WORK INSTRUCTIONS =>
I'd like every line from the material below that has "structured" in it.

MATERIAL PROVIDED =>
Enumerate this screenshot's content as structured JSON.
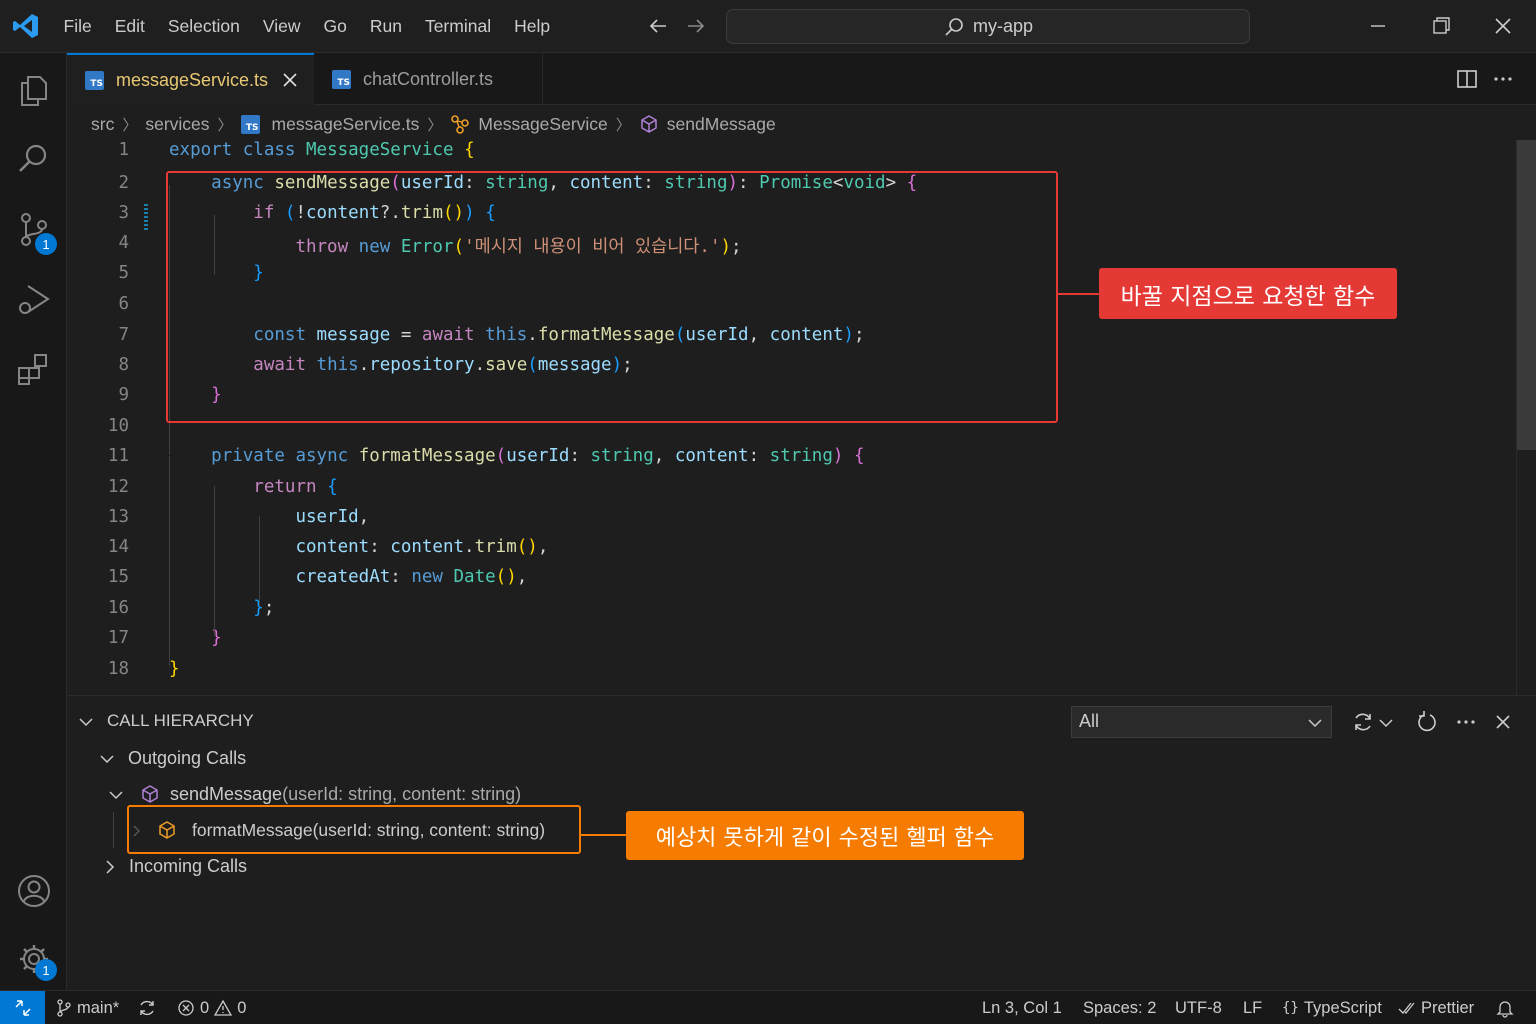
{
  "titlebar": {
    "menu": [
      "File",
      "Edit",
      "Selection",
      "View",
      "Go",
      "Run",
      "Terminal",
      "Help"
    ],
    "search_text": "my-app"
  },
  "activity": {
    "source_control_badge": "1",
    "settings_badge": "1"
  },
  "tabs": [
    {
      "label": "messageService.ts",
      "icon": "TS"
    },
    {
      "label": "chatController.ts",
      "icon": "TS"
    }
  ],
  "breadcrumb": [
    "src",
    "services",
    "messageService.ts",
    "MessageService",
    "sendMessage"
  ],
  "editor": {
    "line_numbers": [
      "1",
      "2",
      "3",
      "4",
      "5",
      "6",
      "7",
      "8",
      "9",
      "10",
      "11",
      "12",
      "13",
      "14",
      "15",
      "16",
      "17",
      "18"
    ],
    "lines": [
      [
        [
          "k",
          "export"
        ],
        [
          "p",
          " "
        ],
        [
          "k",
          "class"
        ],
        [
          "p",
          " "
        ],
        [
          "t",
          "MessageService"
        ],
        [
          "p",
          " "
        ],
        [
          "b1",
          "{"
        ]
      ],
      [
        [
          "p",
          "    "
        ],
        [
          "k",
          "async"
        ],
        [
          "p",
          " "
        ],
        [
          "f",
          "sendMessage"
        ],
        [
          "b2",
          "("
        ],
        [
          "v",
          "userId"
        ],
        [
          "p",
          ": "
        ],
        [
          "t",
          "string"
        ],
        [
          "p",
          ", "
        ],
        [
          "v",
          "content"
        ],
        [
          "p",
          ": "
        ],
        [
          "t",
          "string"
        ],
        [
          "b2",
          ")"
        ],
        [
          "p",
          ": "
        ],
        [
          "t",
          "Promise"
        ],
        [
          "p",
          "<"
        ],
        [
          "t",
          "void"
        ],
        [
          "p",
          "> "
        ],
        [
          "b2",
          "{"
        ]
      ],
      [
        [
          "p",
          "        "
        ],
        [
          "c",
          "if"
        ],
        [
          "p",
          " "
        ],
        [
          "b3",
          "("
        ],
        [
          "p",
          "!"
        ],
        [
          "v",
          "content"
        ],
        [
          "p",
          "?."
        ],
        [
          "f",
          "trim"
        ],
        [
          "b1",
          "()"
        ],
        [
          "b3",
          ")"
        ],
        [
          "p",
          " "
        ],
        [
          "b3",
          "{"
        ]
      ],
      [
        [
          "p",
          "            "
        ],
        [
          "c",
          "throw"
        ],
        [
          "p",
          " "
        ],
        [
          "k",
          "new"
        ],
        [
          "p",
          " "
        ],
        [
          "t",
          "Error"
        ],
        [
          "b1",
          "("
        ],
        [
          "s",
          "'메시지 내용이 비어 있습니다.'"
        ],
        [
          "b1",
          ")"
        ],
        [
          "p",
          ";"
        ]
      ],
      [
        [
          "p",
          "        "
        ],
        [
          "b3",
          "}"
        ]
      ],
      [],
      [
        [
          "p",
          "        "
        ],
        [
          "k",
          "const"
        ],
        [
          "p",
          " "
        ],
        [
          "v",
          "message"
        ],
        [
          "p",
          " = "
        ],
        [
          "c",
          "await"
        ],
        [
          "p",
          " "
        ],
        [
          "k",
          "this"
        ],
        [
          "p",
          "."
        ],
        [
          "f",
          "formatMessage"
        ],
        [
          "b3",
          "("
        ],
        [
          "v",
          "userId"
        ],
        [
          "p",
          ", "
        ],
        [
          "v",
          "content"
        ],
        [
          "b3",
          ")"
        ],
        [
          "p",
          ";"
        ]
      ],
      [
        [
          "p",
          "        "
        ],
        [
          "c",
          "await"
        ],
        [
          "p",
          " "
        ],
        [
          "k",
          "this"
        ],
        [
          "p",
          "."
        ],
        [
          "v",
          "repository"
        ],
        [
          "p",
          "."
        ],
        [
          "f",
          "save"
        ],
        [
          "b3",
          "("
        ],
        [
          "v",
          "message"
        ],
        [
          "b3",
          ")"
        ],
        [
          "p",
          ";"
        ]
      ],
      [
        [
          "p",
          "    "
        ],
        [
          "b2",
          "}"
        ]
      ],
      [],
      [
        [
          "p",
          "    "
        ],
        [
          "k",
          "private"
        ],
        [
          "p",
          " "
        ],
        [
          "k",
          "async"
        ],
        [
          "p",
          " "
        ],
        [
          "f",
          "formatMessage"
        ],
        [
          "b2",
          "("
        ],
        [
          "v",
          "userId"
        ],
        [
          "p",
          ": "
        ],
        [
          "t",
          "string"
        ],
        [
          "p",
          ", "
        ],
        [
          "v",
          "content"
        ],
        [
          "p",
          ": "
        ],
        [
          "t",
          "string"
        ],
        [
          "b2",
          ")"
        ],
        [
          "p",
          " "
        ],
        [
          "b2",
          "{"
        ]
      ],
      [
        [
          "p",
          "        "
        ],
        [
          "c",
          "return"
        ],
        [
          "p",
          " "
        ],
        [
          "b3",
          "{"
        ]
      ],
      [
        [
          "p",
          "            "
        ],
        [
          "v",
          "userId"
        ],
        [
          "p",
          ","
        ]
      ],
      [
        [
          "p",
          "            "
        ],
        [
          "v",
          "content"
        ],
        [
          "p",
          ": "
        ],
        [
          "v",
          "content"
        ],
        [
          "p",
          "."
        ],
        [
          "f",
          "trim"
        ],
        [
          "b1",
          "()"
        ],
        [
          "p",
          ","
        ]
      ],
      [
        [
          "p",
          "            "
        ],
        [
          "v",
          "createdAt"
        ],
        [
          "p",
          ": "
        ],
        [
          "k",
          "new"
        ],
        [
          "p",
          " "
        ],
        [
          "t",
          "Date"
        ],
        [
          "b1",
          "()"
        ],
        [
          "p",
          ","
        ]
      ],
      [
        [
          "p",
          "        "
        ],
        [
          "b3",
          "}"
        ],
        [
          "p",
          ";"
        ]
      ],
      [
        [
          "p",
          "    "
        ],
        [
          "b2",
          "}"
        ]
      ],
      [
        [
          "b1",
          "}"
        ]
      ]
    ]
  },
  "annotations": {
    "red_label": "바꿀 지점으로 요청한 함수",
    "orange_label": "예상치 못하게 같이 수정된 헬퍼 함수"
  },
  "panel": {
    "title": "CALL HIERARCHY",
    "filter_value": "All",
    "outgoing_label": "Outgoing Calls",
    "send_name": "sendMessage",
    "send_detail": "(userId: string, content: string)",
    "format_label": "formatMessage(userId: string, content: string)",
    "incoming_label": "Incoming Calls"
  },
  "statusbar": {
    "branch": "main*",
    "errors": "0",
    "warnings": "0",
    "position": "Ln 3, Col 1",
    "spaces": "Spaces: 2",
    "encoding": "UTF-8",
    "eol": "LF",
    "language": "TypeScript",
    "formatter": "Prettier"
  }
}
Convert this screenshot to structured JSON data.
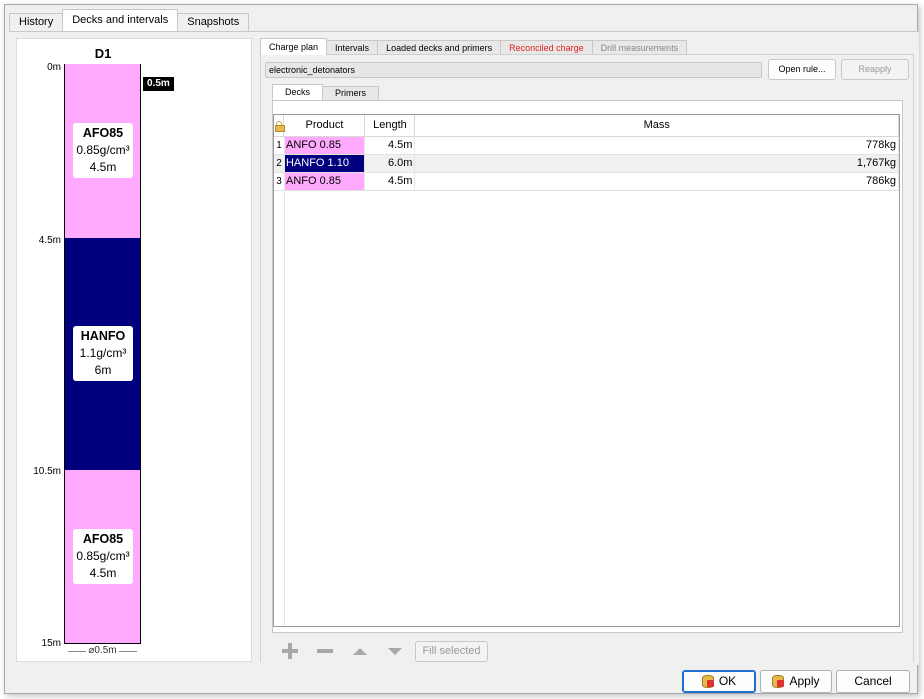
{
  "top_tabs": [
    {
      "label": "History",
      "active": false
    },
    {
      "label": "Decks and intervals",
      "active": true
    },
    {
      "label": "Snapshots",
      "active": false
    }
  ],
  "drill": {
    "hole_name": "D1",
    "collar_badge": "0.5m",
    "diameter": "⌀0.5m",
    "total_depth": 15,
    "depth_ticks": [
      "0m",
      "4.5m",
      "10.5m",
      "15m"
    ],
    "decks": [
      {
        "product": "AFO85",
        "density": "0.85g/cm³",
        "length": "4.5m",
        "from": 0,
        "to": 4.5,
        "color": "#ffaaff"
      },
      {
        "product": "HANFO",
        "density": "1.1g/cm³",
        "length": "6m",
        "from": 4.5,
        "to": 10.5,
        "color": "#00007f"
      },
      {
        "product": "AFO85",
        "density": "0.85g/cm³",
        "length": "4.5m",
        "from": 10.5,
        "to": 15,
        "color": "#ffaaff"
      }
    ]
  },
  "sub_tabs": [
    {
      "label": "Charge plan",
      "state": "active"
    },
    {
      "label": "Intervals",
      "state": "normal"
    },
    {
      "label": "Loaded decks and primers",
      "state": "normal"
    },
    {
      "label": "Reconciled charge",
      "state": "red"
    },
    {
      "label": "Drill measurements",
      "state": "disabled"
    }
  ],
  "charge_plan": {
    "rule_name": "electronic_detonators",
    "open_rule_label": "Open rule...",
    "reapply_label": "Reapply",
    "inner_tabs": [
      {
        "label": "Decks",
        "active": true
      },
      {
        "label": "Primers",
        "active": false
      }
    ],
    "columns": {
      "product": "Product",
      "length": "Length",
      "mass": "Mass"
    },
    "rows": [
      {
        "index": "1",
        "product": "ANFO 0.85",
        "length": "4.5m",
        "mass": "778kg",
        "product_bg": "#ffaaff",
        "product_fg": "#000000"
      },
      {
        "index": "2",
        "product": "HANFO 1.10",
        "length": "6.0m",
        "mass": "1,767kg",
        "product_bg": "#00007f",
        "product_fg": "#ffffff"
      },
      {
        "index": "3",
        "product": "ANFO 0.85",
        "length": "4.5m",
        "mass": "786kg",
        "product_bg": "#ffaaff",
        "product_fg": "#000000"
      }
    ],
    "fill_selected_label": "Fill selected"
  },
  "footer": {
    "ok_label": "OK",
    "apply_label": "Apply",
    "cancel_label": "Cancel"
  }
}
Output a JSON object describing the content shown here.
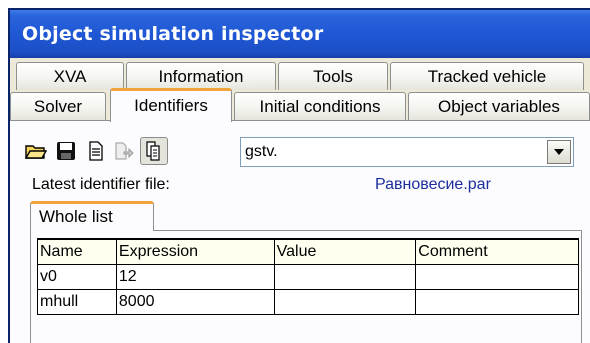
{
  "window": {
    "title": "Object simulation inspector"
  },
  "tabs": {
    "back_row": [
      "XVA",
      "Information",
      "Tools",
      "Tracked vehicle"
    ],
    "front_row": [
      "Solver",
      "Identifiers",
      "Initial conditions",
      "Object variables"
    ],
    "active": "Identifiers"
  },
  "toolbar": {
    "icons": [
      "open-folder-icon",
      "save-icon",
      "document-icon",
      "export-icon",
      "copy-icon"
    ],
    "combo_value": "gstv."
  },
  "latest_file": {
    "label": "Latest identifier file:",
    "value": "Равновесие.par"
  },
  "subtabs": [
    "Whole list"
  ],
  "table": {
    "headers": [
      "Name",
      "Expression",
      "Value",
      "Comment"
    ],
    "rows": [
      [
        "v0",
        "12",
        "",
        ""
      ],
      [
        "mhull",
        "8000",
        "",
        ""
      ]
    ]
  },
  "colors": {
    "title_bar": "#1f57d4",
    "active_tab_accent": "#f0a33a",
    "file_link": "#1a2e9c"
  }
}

EXPECTED OUTPUT =>
Enumerate this screenshot's content as structured JSON.
Convert this screenshot to structured JSON data.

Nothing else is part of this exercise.